Please find how many lines of the data contain the string "initials", and respond with that number only.

§ Data for analysis:
+===+

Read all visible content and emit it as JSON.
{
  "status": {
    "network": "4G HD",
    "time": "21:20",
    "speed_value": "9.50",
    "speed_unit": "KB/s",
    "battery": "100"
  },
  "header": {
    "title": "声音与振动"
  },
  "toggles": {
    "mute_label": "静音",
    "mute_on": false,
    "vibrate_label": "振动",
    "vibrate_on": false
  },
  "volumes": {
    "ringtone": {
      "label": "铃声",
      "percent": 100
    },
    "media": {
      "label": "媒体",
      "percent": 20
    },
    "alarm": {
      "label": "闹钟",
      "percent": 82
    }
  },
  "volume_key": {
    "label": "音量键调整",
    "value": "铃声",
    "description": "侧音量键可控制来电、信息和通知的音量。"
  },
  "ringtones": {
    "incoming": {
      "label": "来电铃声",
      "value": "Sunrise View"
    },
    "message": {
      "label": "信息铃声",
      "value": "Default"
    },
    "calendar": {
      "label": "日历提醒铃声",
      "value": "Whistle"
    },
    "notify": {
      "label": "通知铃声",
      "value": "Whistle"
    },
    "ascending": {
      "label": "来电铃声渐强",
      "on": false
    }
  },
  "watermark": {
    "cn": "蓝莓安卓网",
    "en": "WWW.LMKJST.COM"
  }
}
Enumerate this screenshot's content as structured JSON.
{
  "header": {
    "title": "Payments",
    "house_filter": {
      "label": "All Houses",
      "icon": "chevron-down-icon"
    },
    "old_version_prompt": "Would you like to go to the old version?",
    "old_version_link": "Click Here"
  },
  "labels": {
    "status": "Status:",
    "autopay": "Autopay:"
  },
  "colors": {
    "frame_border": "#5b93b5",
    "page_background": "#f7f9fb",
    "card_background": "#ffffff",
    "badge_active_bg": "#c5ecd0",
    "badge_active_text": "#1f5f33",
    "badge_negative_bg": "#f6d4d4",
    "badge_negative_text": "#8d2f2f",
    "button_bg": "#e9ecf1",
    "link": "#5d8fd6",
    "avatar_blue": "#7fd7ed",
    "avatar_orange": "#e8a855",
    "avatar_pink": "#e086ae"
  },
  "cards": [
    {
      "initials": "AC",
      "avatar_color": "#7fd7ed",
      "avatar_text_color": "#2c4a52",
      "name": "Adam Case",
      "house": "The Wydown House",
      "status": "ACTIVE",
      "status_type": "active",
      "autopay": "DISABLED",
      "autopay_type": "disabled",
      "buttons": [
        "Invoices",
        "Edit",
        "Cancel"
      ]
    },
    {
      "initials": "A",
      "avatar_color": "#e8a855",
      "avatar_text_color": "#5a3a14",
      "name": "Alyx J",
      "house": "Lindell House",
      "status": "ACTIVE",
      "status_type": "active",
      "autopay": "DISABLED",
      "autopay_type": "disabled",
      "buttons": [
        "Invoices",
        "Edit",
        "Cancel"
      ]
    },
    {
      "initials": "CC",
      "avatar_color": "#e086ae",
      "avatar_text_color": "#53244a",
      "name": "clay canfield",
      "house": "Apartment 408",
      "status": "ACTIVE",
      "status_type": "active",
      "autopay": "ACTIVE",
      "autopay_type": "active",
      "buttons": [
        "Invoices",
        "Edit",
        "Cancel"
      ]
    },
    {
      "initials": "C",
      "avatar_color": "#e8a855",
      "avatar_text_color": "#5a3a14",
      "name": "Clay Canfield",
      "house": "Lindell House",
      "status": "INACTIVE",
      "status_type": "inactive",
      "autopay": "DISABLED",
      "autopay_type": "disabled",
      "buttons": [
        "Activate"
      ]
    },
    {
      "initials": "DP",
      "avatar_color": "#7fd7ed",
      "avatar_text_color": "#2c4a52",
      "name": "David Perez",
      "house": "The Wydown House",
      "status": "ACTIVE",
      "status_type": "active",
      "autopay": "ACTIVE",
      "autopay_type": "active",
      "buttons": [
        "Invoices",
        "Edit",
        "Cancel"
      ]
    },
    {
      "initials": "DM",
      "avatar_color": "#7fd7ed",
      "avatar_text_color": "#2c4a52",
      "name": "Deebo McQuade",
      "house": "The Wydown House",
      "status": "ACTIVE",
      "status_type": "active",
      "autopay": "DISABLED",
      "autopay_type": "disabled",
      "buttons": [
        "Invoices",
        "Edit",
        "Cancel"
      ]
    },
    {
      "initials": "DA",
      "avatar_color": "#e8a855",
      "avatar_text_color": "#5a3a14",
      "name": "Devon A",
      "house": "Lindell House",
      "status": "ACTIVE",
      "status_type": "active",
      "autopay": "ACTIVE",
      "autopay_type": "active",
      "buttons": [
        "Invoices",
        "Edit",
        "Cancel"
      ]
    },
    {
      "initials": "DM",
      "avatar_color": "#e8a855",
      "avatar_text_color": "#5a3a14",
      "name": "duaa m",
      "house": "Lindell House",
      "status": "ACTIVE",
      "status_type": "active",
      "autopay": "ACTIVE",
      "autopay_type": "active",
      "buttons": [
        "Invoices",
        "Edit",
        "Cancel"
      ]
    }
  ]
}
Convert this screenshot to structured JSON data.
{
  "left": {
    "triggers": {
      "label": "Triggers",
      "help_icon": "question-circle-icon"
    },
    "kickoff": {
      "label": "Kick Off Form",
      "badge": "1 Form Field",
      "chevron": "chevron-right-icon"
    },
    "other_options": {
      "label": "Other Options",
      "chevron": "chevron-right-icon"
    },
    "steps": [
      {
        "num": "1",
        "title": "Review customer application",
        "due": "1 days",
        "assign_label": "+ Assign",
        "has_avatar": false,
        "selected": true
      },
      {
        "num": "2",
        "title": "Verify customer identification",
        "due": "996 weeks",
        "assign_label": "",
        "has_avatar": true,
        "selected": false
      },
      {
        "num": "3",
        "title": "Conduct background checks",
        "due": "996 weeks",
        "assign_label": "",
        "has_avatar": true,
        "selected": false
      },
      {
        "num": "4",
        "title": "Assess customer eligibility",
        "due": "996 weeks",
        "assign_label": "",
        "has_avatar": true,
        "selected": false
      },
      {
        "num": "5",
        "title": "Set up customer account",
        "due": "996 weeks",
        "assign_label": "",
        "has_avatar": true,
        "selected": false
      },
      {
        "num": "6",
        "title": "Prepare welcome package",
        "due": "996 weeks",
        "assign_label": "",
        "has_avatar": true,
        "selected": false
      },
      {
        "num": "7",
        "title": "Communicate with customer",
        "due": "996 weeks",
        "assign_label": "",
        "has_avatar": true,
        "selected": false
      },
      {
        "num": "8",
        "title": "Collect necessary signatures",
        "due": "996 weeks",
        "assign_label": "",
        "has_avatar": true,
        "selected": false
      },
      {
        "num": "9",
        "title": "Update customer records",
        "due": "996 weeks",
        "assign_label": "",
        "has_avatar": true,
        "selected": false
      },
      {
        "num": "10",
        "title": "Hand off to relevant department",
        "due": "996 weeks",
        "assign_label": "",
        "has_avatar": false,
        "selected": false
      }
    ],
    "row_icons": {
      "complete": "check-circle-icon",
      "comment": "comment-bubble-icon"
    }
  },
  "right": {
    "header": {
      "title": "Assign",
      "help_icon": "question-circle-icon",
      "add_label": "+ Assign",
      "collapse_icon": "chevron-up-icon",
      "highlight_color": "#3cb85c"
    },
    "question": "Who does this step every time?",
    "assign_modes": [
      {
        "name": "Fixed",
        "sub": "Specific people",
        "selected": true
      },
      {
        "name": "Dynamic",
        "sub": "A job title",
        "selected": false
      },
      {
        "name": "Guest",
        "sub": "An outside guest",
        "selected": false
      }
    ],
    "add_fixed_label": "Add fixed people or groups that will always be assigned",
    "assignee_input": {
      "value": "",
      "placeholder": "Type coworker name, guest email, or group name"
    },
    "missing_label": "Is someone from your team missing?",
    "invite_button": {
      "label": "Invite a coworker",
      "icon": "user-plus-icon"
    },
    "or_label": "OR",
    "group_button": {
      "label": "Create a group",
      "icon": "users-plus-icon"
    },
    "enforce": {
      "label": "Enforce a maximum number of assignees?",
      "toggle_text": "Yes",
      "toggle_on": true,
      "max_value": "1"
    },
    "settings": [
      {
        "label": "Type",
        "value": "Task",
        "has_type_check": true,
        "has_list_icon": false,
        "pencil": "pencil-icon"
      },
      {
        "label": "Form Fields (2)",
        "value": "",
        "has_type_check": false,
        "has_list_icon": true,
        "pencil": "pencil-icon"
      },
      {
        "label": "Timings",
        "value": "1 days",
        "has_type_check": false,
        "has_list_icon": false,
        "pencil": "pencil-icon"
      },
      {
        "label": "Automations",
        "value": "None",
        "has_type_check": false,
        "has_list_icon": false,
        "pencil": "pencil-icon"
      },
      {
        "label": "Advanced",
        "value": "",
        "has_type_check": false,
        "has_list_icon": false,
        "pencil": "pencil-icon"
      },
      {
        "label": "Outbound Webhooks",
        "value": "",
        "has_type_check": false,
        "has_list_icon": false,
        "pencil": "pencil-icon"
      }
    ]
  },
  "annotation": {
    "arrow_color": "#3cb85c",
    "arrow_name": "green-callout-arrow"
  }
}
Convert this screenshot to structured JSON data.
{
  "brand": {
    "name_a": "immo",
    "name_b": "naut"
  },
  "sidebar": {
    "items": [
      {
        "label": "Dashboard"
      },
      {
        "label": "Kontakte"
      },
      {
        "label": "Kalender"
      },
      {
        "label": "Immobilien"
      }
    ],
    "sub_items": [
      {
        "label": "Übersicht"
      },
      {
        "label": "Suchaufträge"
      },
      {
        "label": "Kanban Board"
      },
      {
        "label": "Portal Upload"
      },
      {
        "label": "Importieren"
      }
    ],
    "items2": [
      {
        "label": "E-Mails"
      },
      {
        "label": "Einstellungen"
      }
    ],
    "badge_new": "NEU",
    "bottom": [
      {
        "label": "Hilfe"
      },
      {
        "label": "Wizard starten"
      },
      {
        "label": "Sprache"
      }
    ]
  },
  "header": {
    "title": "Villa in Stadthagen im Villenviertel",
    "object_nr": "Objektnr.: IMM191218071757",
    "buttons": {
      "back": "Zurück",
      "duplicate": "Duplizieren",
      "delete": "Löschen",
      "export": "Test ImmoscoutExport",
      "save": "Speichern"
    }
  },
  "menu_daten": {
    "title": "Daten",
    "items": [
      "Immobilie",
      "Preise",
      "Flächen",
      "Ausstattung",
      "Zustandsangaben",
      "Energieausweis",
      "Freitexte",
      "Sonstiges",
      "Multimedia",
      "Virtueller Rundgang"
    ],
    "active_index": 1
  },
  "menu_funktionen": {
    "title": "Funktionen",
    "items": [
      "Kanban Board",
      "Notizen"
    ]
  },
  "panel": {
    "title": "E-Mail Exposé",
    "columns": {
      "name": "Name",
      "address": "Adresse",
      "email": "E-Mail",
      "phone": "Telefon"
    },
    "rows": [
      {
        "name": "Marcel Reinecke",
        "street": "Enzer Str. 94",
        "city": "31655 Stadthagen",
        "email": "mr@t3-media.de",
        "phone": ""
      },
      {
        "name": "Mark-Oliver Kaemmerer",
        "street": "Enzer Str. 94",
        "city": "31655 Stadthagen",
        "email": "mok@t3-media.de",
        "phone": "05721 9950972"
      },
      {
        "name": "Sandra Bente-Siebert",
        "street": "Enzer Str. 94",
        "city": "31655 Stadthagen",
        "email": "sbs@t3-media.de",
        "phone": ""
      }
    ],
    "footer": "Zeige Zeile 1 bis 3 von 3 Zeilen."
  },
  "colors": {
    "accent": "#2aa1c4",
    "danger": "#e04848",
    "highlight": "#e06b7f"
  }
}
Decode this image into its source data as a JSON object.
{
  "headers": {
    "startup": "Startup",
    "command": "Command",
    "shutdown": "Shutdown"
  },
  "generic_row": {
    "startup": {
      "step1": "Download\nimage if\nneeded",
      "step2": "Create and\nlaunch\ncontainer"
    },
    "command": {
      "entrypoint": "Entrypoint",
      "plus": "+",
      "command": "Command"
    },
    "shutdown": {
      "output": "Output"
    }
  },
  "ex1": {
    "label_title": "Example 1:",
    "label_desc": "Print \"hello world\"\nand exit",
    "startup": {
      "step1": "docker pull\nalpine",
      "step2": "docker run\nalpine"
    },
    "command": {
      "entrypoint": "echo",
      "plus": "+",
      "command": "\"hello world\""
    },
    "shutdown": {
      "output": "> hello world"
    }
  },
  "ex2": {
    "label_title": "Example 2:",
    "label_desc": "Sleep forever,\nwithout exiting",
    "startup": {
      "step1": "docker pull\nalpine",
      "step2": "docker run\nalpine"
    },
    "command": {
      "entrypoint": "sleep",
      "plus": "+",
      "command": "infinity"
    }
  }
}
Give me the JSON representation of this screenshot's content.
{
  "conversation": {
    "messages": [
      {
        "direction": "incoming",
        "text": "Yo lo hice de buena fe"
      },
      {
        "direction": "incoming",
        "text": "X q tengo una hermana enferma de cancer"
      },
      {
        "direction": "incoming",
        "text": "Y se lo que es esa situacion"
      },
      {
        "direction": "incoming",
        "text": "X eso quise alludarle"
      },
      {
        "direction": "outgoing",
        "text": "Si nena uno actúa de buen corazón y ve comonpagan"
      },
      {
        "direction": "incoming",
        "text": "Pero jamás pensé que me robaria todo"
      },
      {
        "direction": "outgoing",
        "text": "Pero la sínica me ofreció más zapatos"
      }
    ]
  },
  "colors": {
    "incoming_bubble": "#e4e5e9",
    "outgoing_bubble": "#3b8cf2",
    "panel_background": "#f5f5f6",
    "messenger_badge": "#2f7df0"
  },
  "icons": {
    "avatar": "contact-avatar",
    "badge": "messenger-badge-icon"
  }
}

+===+

§ Response to the exercise: 8